* [About this exercise]: Nothing but a number should be given: the count of lines in the data that include the string "value".

[Element data from apps and pages]

= = = = = = =

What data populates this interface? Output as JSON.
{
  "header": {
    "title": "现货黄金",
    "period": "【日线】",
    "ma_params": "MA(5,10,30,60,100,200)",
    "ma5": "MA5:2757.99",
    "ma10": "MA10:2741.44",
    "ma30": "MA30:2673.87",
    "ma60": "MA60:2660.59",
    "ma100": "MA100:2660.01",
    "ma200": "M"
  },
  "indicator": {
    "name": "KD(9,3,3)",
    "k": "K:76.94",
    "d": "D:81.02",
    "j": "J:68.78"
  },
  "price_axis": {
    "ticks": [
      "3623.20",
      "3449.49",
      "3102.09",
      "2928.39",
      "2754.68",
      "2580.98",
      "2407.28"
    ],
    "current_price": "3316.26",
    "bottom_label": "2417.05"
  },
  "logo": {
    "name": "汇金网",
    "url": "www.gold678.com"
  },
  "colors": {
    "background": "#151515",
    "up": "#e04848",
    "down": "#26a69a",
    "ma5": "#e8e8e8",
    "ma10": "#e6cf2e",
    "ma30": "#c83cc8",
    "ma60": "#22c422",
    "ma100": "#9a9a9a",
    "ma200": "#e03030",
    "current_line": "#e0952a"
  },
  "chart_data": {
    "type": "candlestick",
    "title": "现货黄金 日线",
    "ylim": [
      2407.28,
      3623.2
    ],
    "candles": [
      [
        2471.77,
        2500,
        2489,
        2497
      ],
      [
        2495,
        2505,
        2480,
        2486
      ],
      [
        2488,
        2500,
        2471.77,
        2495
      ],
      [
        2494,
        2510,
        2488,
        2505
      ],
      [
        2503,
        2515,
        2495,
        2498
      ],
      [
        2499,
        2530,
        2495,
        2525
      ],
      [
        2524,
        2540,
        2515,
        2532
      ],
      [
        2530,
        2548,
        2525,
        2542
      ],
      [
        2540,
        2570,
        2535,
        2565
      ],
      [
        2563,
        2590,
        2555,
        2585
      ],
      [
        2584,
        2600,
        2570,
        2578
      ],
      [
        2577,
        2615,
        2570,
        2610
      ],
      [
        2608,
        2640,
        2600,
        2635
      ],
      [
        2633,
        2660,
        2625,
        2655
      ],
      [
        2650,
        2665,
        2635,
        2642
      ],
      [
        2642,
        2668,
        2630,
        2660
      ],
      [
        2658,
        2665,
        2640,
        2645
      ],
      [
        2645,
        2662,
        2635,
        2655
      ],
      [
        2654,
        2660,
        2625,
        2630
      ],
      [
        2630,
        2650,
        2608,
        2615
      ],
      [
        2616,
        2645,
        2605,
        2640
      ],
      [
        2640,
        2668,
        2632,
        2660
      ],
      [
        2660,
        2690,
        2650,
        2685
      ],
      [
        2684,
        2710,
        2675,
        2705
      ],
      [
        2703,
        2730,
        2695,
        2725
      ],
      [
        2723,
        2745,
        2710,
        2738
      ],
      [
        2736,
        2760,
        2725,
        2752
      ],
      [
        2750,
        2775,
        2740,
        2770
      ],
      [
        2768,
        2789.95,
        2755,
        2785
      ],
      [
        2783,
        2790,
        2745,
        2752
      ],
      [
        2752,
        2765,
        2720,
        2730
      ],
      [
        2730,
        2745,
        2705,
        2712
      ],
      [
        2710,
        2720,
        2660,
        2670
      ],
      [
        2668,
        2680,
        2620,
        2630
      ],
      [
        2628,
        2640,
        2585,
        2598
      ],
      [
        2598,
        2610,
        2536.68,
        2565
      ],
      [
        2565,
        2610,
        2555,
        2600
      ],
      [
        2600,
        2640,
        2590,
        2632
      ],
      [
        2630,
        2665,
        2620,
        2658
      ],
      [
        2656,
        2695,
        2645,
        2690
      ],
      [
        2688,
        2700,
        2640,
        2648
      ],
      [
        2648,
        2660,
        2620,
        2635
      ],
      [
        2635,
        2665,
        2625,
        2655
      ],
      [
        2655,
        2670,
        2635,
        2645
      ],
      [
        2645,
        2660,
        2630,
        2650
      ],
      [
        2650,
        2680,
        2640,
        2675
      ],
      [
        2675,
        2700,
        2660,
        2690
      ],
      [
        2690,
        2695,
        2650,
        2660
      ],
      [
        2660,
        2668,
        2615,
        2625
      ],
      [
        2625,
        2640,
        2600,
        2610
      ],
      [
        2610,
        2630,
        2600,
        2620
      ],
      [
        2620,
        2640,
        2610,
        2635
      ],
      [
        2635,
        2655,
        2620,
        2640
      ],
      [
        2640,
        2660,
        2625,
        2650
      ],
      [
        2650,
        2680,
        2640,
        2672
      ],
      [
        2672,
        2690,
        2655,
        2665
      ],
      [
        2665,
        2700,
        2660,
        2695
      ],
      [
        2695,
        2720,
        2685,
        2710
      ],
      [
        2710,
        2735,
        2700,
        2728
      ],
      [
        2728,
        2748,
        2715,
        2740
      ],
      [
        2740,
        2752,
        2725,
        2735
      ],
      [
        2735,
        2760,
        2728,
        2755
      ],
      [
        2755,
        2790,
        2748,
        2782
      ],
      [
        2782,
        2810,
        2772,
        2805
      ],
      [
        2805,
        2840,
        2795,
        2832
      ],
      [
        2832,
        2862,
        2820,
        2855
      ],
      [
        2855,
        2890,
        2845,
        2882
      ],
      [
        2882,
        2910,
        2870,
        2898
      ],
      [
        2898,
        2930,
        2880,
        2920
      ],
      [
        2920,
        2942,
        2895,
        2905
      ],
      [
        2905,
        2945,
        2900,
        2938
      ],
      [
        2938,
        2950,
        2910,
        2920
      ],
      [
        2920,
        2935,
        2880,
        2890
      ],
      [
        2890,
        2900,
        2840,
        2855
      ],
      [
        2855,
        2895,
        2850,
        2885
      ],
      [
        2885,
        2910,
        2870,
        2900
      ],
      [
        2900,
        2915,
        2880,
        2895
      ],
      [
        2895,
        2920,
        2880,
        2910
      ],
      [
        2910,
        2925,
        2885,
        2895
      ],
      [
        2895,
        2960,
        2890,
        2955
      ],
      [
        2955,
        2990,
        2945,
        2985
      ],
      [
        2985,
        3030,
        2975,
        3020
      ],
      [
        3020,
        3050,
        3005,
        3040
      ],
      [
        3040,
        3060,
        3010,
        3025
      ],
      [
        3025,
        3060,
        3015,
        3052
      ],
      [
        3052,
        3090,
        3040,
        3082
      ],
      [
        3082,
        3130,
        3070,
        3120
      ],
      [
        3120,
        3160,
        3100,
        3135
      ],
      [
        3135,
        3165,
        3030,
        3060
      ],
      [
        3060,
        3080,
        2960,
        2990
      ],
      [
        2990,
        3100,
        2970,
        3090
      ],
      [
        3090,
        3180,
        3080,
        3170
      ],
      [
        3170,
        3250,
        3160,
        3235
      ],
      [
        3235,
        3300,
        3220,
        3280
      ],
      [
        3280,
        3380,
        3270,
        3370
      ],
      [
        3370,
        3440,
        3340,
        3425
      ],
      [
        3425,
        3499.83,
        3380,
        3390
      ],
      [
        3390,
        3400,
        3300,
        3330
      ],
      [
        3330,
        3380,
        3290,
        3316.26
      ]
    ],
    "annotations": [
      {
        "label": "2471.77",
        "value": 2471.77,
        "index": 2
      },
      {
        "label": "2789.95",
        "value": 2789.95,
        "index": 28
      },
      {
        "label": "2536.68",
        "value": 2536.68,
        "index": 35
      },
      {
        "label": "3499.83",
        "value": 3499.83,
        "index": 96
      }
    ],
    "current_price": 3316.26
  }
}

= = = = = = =

* [Answer to the exercise]: 4